[[ INFORMATION GIVEN, beginning ]]
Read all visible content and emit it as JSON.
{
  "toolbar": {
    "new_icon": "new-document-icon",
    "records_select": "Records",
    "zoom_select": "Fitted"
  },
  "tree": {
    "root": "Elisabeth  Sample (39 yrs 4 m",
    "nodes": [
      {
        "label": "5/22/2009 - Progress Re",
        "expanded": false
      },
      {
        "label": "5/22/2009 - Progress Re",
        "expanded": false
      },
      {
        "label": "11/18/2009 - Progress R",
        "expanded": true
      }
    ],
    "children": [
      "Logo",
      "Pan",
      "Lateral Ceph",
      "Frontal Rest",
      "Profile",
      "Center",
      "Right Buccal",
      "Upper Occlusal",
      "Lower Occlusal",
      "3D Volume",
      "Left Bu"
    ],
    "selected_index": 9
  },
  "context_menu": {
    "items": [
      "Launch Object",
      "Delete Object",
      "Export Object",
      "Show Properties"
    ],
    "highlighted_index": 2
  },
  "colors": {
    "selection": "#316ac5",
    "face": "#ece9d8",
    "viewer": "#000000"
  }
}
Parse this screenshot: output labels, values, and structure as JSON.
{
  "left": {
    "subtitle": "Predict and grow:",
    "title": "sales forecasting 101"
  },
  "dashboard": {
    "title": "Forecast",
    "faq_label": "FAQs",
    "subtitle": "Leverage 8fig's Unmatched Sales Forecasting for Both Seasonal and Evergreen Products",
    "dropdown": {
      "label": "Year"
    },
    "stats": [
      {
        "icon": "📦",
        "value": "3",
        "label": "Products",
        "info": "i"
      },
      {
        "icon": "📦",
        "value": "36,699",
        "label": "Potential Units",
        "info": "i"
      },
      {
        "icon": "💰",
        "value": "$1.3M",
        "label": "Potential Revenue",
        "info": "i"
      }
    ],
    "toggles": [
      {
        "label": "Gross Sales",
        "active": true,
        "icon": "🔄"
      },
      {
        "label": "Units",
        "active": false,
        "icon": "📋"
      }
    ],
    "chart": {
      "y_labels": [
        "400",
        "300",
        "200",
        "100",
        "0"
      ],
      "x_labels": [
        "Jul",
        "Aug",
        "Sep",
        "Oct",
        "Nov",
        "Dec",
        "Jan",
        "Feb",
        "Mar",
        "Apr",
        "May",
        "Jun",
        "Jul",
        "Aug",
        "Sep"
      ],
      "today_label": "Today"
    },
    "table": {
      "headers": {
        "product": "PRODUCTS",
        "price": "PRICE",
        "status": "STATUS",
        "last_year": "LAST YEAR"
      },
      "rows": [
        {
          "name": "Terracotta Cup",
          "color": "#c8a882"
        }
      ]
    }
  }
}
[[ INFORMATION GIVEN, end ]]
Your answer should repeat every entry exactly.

Read all visible content and emit it as JSON.
{
  "toolbar": {
    "new_icon": "new-document-icon",
    "records_select": "Records",
    "zoom_select": "Fitted"
  },
  "tree": {
    "root": "Elisabeth  Sample (39 yrs 4 m",
    "nodes": [
      {
        "label": "5/22/2009 - Progress Re",
        "expanded": false
      },
      {
        "label": "5/22/2009 - Progress Re",
        "expanded": false
      },
      {
        "label": "11/18/2009 - Progress R",
        "expanded": true
      }
    ],
    "children": [
      "Logo",
      "Pan",
      "Lateral Ceph",
      "Frontal Rest",
      "Profile",
      "Center",
      "Right Buccal",
      "Upper Occlusal",
      "Lower Occlusal",
      "3D Volume",
      "Left Bu"
    ],
    "selected_index": 9
  },
  "context_menu": {
    "items": [
      "Launch Object",
      "Delete Object",
      "Export Object",
      "Show Properties"
    ],
    "highlighted_index": 2
  },
  "colors": {
    "selection": "#316ac5",
    "face": "#ece9d8",
    "viewer": "#000000"
  }
}
Parse this screenshot: output labels, values, and structure as JSON.
{
  "left": {
    "subtitle": "Predict and grow:",
    "title": "sales forecasting 101"
  },
  "dashboard": {
    "title": "Forecast",
    "faq_label": "FAQs",
    "subtitle": "Leverage 8fig's Unmatched Sales Forecasting for Both Seasonal and Evergreen Products",
    "dropdown": {
      "label": "Year"
    },
    "stats": [
      {
        "icon": "📦",
        "value": "3",
        "label": "Products",
        "info": "i"
      },
      {
        "icon": "📦",
        "value": "36,699",
        "label": "Potential Units",
        "info": "i"
      },
      {
        "icon": "💰",
        "value": "$1.3M",
        "label": "Potential Revenue",
        "info": "i"
      }
    ],
    "toggles": [
      {
        "label": "Gross Sales",
        "active": true,
        "icon": "🔄"
      },
      {
        "label": "Units",
        "active": false,
        "icon": "📋"
      }
    ],
    "chart": {
      "y_labels": [
        "400",
        "300",
        "200",
        "100",
        "0"
      ],
      "x_labels": [
        "Jul",
        "Aug",
        "Sep",
        "Oct",
        "Nov",
        "Dec",
        "Jan",
        "Feb",
        "Mar",
        "Apr",
        "May",
        "Jun",
        "Jul",
        "Aug",
        "Sep"
      ],
      "today_label": "Today"
    },
    "table": {
      "headers": {
        "product": "PRODUCTS",
        "price": "PRICE",
        "status": "STATUS",
        "last_year": "LAST YEAR"
      },
      "rows": [
        {
          "name": "Terracotta Cup",
          "color": "#c8a882"
        }
      ]
    }
  }
}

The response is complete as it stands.